Among the entries below, find every line that has "value" and pull it out.

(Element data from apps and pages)

- - - -

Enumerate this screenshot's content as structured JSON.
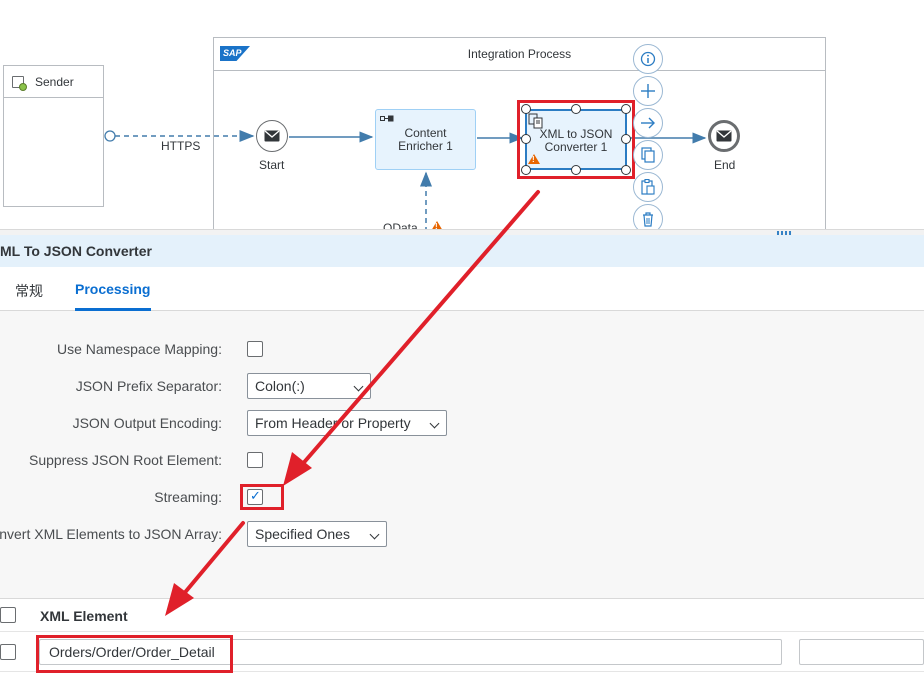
{
  "canvas": {
    "pool_title": "Integration Process",
    "sap_logo_text": "SAP",
    "sender_label": "Sender",
    "https_label": "HTTPS",
    "odata_label": "OData",
    "start_label": "Start",
    "end_label": "End",
    "enricher_label_1": "Content",
    "enricher_label_2": "Enricher 1",
    "converter_label_1": "XML to JSON",
    "converter_label_2": "Converter 1",
    "palette_icons": [
      "info-icon",
      "add-icon",
      "connect-arrow-icon",
      "copy-icon",
      "paste-icon",
      "delete-icon"
    ]
  },
  "panel": {
    "title": "ML To JSON Converter",
    "tabs": [
      {
        "label": "常规",
        "active": false
      },
      {
        "label": "Processing",
        "active": true
      }
    ]
  },
  "form": {
    "use_namespace_mapping": {
      "label": "Use Namespace Mapping:",
      "checked": false
    },
    "json_prefix_separator": {
      "label": "JSON Prefix Separator:",
      "value": "Colon(:)"
    },
    "json_output_encoding": {
      "label": "JSON Output Encoding:",
      "value": "From Header or Property"
    },
    "suppress_json_root": {
      "label": "Suppress JSON Root Element:",
      "checked": false
    },
    "streaming": {
      "label": "Streaming:",
      "checked": true
    },
    "convert_to_array": {
      "label": "onvert XML Elements to JSON Array:",
      "value": "Specified Ones"
    }
  },
  "table": {
    "header_label": "XML Element",
    "rows": [
      {
        "value": "Orders/Order/Order_Detail"
      }
    ]
  },
  "colors": {
    "highlight": "#e0202a",
    "accent": "#0a6ed1",
    "warning": "#e76500"
  }
}
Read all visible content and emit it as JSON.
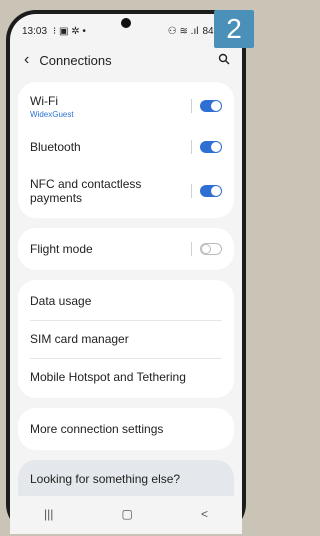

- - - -

### SOLUTION
      "value": "Colon(:)"
      "value": "From Header or Property"
      "value": "Specified Ones"
        "value": "Orders/Order/Order_Detail"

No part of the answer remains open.